- noun Intellectual exertion; mental effort.
- noun That which requires hard work for its accomplishment; that which demands effort.
- noun Travail; the pangs and efforts of childbirth.
- noun Any pang or distress.
- noun (Naut.) The pitching or tossing of a vessel which results in the straining of timbers and rigging.
- noun A measure of land in Mexico and Texas, equivalent to an area of 1771/7 acres.
from The American Heritage® Dictionary of the English Language, 4th Edition
A scientific and technological revolution, which continues at an accelerating pace, has already largely accomplished the substitution of knowledge for physical labor as the principal force of production, and we live in the conditions which Marx, over a century ago, saw as the final outcome of capitalist production: 'The process of production has ceased to be a process of labor .

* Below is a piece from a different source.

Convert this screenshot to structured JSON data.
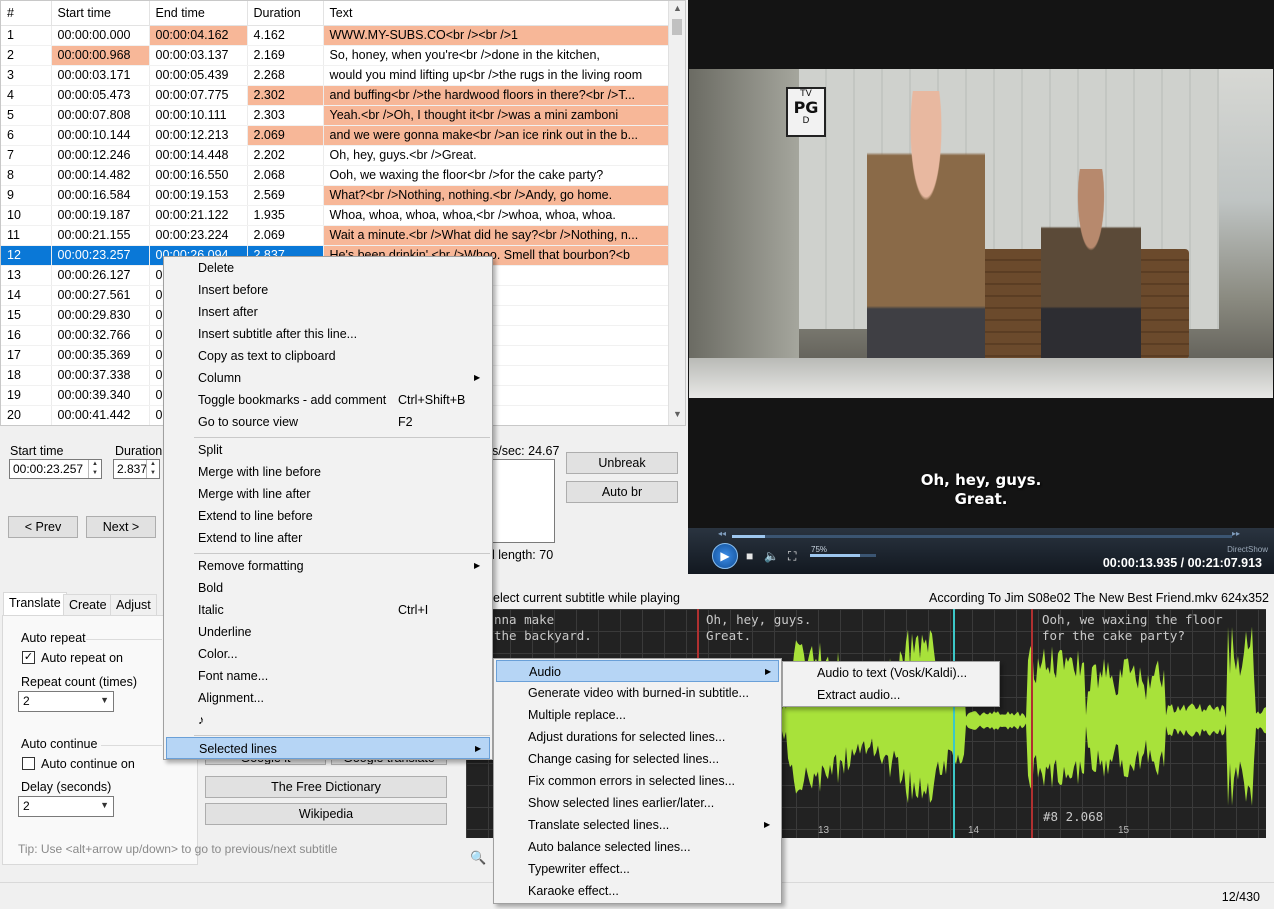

Such labor and diligence also is required in them that rule, whilst they are charged to rule _with diligence_, Rom.xii. 8, which is as much as _with labor_: yea, the common charity of Christians hath its labor; and this very word
You charge upon abolitionists "_the purpose to create a pinching competition between black labor and white labor;" and add, that "on the supposition of abolition the black class, migrating into the free states, would enter into competition with the white class, diminishing the wages of their labor_."
It is to be noted, that the apostle saith not, "Let the presbyters that rule well be counted worthy of double honor, especially because they labor in the word -- for then he should have pointed at the distinct offices of ministers;" but he saith, _especially they that labor_, which clearly carries the sense to the distinction of elders themselves, who have distinct employments.
Barbarians in old times, who knew nothing noble nor grand but war, despised labor, and left it to their slaves; so much so, that the name _servile labor_, _i. e._ the labor of slaves, has stuck to it in some places.
Countries, therefore, which do not enjoy these advantages, must gain by commerce with those which do; because the exchanges of commerce are between _labor and labor_, subtraction being made of all the natural advantages which are combined with these labors; and it is evidently the most favored countries which can incorporate into a given labor the largest proportion of these
Since you have laid claim to the _right to profit_, I claim the _right to labor_, or to the instruments of labor.
Countries therefore which do not enjoy these advantages, must gain by commerce with those which do; because the exchanges of commerce are between _labor and labor_; subtraction being made of all the natural advantages which are combined with these labors; and it is evidently the most favored countries which can incorporate into a given labor the largest proportion of these _natural advantages_.
The agriculture of these regions, as before observed, is a sort of commerce; and it is a species of employment in which labor seems to form an inconsiderable ingredient in the productive causes, since the portion of white labor is exceedingly small, and slave labor is rather more like profit on stock or capital than _labor_ properly so called.
The second aspect of this problem is that, as a worker, you don't sell the results of your labor, you sell your _labor power_ (workers, or would-be workers, are people who don't have anything to sell than their labor power-most people haven't).